How an Amazing Nonprofit Is Helping Refugee Families Affected by Autism
A Global Voice for Autism helps autistic kids and their families in underserved, conflict-affected areas.
Autism affects people across national borders indiscriminately, but services vary widely based on where a child lives. This struck me recently when I read a Humans of New York Facebook post about a Syrian refugee family living in Turkey and the challenges their autistic child faces.
The thought of living with my own autistic son in the midst of bombs, terror, instability, and crowded refugee conditions made me weep. As I researched how to help families like this Syrian one, I met Melissa Diamond, the 22-year-old founder and director of A Global Voice for Autism, a nonprofit that brings evidence-based autism treatments to families living in and hailing from conflict-affected areas.

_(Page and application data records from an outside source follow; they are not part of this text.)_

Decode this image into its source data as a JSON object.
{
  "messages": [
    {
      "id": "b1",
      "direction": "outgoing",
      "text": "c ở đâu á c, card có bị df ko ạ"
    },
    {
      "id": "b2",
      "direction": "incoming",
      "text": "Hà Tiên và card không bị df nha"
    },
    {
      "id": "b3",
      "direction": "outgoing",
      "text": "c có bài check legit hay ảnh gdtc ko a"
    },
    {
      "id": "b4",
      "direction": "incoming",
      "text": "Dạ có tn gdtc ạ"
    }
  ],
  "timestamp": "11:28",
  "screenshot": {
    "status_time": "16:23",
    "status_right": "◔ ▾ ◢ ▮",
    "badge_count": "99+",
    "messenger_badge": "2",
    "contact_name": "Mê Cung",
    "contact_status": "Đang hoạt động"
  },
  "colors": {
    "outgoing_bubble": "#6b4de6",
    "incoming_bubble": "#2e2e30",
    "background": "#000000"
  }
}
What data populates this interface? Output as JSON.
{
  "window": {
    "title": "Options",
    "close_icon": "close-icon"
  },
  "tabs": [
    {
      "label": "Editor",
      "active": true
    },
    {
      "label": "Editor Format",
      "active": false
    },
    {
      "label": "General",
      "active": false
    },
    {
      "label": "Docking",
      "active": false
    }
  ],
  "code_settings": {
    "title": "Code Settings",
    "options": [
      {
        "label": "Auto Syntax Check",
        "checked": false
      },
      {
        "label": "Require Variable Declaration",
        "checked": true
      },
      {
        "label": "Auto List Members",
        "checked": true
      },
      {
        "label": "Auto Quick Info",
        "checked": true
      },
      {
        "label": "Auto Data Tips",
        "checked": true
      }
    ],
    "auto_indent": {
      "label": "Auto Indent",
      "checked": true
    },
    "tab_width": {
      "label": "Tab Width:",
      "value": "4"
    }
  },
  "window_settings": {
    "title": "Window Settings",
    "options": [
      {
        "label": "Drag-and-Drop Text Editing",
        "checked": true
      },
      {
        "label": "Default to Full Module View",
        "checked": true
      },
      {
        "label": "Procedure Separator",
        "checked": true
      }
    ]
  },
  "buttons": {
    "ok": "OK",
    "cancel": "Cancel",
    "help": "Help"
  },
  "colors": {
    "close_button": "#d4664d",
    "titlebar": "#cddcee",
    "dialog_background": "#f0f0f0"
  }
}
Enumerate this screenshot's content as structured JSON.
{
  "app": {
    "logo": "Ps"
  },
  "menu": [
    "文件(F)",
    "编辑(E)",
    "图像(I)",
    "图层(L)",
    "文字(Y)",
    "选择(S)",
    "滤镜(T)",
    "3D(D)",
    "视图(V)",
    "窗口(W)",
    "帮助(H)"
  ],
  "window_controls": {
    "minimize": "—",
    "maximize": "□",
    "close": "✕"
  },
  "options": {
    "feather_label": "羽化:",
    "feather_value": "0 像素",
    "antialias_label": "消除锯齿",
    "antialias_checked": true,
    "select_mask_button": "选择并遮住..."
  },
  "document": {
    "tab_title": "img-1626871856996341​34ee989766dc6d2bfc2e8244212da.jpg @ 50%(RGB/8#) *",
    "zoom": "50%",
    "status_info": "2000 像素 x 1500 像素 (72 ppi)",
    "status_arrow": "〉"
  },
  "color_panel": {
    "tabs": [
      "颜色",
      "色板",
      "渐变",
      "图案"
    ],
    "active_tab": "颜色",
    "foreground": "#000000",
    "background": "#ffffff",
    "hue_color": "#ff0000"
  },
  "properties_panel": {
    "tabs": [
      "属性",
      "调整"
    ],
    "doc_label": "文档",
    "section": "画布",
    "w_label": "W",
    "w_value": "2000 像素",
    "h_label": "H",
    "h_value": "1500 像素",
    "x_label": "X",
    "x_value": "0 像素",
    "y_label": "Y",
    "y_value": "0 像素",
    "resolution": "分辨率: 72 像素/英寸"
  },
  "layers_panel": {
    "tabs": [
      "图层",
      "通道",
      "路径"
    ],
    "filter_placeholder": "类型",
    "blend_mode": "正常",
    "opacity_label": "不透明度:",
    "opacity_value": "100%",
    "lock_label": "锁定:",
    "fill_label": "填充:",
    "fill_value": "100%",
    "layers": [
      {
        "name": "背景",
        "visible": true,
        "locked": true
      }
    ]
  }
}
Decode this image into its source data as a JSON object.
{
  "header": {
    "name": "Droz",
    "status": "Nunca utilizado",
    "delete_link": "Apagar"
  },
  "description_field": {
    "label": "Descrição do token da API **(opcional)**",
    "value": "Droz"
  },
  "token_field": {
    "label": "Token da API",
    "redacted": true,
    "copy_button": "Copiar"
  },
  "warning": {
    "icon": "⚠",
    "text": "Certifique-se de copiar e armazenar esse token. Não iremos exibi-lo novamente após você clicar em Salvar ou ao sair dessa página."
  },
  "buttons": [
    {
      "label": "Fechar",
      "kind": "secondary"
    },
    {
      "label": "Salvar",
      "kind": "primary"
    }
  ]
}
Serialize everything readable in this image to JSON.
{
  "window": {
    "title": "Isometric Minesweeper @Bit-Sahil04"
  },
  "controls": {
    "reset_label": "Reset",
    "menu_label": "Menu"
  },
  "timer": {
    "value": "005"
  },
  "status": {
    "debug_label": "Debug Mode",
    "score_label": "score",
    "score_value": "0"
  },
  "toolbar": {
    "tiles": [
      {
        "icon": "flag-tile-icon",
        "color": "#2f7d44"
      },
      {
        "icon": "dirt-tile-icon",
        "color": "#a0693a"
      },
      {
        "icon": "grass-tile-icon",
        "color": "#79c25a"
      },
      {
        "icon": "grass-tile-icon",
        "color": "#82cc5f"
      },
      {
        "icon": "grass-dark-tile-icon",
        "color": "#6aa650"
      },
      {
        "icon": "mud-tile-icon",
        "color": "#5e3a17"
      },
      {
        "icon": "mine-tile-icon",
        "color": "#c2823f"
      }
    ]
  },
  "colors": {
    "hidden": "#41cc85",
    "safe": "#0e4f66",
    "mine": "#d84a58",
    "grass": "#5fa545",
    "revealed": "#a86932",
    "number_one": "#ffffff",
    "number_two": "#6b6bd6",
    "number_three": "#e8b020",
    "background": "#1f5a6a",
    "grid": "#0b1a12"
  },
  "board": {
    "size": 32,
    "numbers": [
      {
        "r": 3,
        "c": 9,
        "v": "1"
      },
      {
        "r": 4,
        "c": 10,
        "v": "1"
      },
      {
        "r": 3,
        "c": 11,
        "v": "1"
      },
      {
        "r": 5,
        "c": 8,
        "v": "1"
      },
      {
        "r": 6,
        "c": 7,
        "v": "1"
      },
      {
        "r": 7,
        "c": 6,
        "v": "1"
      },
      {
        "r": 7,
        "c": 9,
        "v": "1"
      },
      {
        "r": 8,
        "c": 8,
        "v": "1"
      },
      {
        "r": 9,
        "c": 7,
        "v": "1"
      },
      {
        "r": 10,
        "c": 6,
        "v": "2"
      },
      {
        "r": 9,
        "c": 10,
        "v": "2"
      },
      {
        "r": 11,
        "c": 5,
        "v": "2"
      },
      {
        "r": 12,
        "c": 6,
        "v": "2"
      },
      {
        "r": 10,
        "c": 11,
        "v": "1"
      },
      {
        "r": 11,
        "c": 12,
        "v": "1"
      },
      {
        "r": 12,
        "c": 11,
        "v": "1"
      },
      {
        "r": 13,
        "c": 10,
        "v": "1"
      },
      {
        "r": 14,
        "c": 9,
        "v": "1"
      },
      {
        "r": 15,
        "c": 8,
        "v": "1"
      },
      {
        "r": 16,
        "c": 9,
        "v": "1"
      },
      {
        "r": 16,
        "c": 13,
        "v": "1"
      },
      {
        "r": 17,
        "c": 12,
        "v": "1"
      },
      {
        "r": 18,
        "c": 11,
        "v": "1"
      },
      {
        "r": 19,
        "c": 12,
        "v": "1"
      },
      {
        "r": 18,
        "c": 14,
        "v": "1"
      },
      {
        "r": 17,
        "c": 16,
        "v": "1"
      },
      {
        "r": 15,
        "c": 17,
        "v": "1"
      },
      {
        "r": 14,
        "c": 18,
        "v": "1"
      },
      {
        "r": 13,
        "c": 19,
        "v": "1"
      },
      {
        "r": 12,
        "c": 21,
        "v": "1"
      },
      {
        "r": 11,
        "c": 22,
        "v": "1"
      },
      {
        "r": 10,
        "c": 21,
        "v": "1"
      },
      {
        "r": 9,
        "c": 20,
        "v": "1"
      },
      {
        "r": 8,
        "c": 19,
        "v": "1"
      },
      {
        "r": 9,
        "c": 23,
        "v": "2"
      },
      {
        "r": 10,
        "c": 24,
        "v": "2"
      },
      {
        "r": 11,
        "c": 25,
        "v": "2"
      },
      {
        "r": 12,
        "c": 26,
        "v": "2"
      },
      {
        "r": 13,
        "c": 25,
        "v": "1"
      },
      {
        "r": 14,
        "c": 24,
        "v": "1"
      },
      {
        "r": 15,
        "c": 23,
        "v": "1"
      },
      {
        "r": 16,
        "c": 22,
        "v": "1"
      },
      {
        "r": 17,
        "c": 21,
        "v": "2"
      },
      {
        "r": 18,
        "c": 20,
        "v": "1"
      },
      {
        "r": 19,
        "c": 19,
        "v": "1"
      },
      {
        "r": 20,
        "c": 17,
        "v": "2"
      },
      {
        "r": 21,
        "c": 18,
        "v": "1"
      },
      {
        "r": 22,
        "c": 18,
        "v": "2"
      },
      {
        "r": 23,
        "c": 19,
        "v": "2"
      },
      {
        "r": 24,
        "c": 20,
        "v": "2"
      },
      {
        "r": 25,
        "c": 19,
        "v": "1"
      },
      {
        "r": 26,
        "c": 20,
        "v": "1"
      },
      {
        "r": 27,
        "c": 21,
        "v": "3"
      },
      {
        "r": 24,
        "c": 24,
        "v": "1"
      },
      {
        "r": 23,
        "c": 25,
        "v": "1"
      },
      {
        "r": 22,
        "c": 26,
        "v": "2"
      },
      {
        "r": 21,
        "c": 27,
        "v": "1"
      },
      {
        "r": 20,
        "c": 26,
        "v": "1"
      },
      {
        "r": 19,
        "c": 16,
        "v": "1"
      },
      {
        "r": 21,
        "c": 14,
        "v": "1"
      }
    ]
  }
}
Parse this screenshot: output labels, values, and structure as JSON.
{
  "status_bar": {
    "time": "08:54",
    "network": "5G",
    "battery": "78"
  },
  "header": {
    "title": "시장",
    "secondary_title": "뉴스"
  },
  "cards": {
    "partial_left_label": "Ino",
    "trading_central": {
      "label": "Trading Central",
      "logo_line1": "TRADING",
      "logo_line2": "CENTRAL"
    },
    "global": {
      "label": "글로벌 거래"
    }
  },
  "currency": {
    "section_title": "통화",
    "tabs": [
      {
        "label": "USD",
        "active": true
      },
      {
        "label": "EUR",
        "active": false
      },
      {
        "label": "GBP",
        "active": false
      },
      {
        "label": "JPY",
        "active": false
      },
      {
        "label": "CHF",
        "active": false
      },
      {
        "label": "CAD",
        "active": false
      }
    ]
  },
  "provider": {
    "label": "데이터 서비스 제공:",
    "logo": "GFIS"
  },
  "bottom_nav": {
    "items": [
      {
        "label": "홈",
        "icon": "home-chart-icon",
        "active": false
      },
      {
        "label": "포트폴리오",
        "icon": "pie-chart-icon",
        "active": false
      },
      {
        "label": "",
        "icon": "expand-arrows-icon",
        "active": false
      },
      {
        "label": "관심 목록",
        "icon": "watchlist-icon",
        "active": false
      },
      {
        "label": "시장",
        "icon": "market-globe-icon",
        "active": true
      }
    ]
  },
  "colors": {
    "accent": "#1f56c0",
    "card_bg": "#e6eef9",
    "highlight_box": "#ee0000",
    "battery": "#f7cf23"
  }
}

Inspired by a Palestinian mother and autistic child she met during a trip by to Jerusalem for an undergraduate class, Diamond learned that in the West Bank, stigma and shame surround autism. Many children there lack basic autism services, and their parents hide them away at home because the prevailing belief is that the parents somehow caused their children's autism. Diamond founded A Global Voice for Autism to "fight this stigma surrounding autism and to empower communities to embrace individuals with autism in their lives."
It took Diamond several years and a financial award from the Clinton Global Initiative to bring her vision to life. But, now, A Global Voice for Autism has on-the-ground sites in Jenin and Ramallah, Palestine. At their centers, a team of BCBAs offer 12-week parent training cooperatives, where parents learn theory and practice applying the theory with their own kids and with other children in the group. The Global Voice team also runs sibling workshops and community education initiatives. They're just starting to offer private online training between parents and BCBAs, which can bring help to families in remote areas or places where there are no autism centers. By early next year A Global Voice will have a site running in Gaziantep, Turkey. (Where Diamond's hoping to connect the HONY family I mentioned earlier). They are also working with the Somali community in Melissa's home city of Minneapolis.
So far, the Global Voice team has seen wonderful results. Children are making gains across skill areas, parents are feeling more empowered and less ashamed of their children, families are connecting with and supporting each other, mothers (who are often primary caregivers) are feeling less isolated, and slowly, autism awareness is growing in communities that formerly saw it as a condition that resulted from watching too much TV.
But, even with all this good work being done, A Global Voice for Autism still has much to do. You can help by making a donation at their website, contacting Diamond via email if you want to help them attain corporate funding or donations, and if you're a BCBA or experienced line therapist, many volunteer opportunities exist both internationally and in the U.S.
When I asked Diamond what it's like being a Jewish-American woman working in Palestine and other conflict-affected areas, she said this: "We're all people at the end of the day. We want to support others and feel supported, and I think hearing other parents' stories and seeing our common humanity breaks through stereotypes and prejudices."
I couldn't agree more, and I'll leave you with Melissa's motto and the mantra that drives all her work: "Amid hate, choose love. Amid violence, choose peace. Amid fear, choose hope."